Companies introducing set policies that their HR Department can implement and follow with clear guidelines, are sending out a clear message to the workforce that inappropriate behaviour will not be tolerated. Plus, should the worse happen and a case ends up in tribunal, the company will feel protected if they have followed the ACAS code (to find out more about the ACAS code follow this link: http://www.acas.org.uk/index.aspx?articleid=2174).
However, when a company relies heavily on such formal approaches to tackle allegations of sexual harassment in the workplace, they may find that this method is not always helpful and instead, can sadly, in some cases inflame rather than resolve the situation.
It’s at this point that companies can feel at a loss. They have followed the process and have genuinely tried to do the right thing, but the result can often look like they haven’t done anything at all. The victim has no resolution, the perpetrator is likely to be bought back into the fold, and the team who have witnessed the traumatic events are left with a low morale. Everyone involved will be feeling demotivated, disengaged, angry, resentful, unheard and unfairly treated.
But it doesn’t have to be this way.
Restorative justice, a practice used commonly in criminal justice, is an approach that can be applied when it comes to getting to the root of complex issues such as sexual harassment at work. If you haven’t heard of this term before you may be asking what is restorative justice and how can it help?

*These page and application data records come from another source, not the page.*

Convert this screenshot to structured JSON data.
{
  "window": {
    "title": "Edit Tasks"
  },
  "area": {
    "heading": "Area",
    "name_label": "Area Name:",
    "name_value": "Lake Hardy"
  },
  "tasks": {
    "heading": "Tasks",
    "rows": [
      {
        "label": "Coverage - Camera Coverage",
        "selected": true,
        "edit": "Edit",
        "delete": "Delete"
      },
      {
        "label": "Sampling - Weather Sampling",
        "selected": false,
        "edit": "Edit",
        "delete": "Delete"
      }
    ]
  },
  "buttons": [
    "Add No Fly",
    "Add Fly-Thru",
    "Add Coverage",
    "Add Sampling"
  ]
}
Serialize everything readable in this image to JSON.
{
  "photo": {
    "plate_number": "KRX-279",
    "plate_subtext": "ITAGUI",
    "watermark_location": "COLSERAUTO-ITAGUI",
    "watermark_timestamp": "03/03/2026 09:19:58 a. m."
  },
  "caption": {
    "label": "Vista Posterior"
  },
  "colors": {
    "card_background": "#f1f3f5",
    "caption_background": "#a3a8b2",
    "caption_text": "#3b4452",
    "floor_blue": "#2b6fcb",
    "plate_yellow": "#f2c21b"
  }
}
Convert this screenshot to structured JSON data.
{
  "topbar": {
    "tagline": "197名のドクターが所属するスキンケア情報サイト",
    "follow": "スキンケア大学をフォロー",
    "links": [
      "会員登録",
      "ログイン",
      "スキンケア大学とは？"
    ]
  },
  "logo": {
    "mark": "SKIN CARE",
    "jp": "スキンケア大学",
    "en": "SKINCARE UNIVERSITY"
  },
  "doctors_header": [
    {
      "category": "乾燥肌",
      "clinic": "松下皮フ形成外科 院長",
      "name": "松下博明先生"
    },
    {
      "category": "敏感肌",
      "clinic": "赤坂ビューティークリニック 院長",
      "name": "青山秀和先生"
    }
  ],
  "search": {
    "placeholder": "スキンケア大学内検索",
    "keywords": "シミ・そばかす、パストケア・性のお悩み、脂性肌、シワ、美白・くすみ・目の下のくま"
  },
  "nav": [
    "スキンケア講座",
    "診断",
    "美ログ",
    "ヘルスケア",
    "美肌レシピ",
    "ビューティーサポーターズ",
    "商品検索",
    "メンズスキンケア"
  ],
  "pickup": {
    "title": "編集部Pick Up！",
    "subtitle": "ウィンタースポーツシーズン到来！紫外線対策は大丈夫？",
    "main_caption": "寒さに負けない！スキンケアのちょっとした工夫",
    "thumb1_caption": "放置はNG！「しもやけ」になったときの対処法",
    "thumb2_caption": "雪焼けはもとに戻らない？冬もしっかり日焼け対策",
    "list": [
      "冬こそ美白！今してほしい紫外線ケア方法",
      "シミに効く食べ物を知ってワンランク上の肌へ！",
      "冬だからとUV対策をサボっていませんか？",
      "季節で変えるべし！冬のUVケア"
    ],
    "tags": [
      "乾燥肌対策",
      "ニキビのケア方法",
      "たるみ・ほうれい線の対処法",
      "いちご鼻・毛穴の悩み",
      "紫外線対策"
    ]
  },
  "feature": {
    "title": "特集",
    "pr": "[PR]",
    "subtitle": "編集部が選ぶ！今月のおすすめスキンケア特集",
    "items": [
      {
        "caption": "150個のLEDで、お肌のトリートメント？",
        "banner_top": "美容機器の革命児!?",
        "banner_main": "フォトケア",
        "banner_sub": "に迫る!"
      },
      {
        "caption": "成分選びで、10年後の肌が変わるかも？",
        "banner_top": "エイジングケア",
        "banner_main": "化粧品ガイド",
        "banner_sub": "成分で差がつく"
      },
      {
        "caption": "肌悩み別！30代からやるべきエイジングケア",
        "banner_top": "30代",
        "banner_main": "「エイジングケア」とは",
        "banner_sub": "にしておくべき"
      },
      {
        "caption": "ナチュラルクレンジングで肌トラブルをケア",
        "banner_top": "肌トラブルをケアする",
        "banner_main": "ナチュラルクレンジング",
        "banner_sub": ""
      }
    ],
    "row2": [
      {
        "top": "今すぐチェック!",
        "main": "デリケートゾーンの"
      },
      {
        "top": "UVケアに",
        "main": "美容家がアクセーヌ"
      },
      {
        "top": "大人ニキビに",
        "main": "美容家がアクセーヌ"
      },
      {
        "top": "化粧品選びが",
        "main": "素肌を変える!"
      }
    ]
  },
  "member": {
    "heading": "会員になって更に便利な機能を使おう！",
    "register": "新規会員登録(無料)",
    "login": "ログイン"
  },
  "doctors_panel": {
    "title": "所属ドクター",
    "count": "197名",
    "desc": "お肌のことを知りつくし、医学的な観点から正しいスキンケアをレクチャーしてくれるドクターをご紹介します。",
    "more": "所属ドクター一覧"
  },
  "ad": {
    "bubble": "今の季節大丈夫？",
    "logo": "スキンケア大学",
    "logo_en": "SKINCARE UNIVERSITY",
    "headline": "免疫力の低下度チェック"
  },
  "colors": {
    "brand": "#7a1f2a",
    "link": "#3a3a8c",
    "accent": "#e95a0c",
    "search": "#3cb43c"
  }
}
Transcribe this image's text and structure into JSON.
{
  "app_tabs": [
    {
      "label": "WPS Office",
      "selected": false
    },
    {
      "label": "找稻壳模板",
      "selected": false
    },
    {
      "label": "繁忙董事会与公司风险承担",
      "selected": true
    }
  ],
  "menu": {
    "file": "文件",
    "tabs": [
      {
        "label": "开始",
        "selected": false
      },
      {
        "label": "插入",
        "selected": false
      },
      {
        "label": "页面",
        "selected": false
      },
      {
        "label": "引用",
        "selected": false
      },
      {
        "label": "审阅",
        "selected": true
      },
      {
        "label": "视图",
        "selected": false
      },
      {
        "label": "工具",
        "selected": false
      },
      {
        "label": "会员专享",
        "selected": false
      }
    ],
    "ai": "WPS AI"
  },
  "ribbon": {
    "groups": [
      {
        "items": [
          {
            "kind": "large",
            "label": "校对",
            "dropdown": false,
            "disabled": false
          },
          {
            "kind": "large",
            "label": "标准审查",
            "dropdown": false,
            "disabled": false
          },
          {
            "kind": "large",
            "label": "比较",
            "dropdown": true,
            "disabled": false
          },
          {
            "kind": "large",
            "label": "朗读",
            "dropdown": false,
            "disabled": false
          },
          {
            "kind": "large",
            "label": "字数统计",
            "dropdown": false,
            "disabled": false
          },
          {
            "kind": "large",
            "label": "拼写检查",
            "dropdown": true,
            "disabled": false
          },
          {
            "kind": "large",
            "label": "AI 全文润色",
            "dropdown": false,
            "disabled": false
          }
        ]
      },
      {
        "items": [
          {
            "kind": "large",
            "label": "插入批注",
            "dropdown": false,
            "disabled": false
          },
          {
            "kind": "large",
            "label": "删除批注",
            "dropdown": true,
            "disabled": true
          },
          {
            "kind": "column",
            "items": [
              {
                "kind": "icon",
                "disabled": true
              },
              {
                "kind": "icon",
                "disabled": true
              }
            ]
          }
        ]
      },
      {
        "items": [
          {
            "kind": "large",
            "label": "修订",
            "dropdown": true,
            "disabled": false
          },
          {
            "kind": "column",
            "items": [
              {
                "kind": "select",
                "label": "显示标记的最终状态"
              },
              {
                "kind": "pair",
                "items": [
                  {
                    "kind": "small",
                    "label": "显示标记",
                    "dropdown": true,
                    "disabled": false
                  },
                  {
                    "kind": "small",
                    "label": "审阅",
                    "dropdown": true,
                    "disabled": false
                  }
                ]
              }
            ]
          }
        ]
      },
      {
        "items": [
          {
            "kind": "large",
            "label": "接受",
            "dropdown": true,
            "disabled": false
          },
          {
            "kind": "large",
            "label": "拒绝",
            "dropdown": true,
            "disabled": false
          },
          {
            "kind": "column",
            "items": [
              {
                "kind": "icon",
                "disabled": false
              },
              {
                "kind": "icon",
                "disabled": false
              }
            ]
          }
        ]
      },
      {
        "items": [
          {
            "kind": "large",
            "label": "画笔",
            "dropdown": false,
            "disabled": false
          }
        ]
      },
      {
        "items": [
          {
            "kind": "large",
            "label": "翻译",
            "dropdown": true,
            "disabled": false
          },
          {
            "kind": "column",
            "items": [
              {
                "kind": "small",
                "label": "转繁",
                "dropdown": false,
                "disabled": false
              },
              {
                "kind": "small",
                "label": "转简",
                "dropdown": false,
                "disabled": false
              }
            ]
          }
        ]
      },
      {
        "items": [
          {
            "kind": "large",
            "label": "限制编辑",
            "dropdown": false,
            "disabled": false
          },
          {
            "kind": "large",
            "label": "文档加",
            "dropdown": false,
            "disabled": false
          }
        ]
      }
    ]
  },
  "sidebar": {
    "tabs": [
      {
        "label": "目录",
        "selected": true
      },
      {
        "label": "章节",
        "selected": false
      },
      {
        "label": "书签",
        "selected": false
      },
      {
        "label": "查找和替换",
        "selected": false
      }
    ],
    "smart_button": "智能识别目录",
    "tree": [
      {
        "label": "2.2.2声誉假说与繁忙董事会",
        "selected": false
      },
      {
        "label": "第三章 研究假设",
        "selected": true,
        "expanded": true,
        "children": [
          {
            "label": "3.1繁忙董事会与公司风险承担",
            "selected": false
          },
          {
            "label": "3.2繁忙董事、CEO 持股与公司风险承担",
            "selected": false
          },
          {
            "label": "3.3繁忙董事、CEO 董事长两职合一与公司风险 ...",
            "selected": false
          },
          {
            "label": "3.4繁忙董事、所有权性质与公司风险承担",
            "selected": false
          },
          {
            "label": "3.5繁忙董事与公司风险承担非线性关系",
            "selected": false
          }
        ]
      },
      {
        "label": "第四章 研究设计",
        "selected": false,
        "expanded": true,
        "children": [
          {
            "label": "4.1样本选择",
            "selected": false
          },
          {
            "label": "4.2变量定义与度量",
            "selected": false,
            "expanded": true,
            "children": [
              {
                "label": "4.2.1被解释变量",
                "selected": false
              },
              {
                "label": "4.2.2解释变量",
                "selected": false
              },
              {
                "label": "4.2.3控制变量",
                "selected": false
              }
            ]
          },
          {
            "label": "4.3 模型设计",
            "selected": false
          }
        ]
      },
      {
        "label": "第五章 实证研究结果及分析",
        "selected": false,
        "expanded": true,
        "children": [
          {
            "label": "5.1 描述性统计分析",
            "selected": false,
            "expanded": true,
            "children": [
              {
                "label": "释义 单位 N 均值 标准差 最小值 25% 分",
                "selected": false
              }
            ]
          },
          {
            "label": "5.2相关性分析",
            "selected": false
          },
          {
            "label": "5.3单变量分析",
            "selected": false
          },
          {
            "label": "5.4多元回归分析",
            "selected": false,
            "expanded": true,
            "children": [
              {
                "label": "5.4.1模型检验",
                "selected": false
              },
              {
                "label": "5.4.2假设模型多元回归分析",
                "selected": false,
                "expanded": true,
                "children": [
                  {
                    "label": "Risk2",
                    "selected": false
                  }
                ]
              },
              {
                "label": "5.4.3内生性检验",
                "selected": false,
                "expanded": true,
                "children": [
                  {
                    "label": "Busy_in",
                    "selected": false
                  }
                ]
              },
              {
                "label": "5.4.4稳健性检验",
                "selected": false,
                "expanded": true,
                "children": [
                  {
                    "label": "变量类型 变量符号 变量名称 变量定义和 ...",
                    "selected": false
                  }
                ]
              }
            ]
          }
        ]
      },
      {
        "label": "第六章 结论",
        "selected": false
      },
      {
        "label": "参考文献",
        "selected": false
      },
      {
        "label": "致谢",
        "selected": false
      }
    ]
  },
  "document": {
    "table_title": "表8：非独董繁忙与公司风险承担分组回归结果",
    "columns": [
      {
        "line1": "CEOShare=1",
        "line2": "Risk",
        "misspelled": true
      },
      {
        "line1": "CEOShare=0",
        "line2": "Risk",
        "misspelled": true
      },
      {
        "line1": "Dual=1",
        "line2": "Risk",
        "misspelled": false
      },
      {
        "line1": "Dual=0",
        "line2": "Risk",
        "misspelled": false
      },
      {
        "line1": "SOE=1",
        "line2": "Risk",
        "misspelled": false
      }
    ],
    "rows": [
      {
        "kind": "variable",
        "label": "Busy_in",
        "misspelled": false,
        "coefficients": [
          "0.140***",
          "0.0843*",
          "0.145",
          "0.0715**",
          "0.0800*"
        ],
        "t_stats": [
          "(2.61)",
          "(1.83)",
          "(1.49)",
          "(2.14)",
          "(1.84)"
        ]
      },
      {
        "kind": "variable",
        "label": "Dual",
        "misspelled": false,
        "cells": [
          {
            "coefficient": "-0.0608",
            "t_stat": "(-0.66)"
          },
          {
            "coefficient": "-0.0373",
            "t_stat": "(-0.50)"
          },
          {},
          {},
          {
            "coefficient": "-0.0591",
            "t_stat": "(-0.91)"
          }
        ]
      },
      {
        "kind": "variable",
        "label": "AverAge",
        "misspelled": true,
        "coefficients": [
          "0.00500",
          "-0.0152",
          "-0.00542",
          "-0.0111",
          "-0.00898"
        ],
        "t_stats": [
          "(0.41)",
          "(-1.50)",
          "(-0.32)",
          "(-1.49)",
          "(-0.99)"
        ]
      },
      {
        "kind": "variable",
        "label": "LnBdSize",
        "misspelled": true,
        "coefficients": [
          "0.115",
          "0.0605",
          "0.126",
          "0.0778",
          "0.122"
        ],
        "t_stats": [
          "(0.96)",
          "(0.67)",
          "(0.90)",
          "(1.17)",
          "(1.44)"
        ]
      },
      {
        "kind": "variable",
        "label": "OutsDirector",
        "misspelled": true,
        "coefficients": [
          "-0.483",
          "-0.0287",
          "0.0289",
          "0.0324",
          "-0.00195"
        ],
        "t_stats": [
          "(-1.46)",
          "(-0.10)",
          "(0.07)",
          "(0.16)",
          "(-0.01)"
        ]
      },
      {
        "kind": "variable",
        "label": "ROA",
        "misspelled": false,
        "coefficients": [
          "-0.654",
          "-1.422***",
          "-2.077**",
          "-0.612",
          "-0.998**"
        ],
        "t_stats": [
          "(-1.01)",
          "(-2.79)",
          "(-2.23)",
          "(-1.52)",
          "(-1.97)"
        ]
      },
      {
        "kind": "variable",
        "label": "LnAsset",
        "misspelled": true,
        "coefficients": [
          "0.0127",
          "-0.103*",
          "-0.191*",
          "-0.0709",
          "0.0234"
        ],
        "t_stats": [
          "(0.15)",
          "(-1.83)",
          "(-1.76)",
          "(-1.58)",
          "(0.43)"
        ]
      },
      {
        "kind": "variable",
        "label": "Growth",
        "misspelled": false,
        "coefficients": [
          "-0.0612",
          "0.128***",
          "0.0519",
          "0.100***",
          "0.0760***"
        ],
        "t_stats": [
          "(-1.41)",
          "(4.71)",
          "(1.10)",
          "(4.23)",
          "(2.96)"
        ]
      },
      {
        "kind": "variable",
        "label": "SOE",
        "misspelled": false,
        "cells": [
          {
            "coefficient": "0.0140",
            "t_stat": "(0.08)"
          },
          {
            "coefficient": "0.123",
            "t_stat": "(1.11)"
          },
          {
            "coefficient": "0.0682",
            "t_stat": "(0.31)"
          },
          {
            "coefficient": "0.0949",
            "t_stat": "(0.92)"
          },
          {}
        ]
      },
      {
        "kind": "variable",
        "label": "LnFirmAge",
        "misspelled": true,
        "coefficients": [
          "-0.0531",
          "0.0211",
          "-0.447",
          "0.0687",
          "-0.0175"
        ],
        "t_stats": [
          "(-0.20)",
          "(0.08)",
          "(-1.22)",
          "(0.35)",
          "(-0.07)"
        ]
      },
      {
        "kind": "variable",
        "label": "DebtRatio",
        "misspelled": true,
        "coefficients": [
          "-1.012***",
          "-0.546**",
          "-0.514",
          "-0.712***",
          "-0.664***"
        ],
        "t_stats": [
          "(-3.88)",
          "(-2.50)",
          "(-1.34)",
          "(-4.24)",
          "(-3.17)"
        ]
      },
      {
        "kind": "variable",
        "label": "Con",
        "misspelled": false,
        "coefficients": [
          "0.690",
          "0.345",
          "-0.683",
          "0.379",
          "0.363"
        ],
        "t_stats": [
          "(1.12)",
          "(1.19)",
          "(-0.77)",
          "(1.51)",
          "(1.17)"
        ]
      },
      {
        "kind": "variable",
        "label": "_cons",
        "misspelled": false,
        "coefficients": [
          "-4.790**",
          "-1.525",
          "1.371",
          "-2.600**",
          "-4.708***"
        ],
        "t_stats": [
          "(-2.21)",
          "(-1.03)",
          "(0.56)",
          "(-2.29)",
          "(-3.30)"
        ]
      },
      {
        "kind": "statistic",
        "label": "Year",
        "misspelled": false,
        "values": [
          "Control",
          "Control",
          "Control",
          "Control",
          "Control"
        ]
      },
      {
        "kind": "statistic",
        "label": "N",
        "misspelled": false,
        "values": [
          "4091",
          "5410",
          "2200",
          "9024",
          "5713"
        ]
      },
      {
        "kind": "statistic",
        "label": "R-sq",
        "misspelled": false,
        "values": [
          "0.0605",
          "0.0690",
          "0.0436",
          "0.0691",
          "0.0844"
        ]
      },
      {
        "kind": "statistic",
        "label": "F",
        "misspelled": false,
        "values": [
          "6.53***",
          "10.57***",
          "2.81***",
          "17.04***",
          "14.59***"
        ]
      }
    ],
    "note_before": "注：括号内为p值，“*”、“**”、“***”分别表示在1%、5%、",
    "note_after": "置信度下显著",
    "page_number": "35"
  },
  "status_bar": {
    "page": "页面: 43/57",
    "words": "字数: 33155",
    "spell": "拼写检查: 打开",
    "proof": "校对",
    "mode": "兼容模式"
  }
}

Restorative justice is an approach that gives victims of harassment the chance to meet or communicate with the perpetrators, so that they can explain the real impact the behaviour has had on them. An expert facilitator creates a safe space, where both parties can have a reflective conversation which is not about blame or retribution but is about gaining insights and moving forward.
It may at first seem counter-intuitive asking a victim of alleged sexual harassment to talk to the perpetrator, but many people are often more willing than you would think to engage in dialogue. Victims of sexual harassment mainly want the behaviour to stop and to feel that they have a voice.
The individual who is on the receiving end of allegations of sexual harassment also often wants to be heard. They may feel that their behaviour has been misinterpreted and want the chance to explain and try to rectify the situation.
TCM has developed a unique restorative justice toolkit to assist these kinds of conversations. It is called The FAIR Conversation™. You can find out more about this process by downloading a copy of the White Paper here.
This new approach which is person centred, compassionate and values-based, can help organisations deal with complex conflict in a meaningful and sustainable way and build positive, respectful workplace cultures where people can go to work without fear.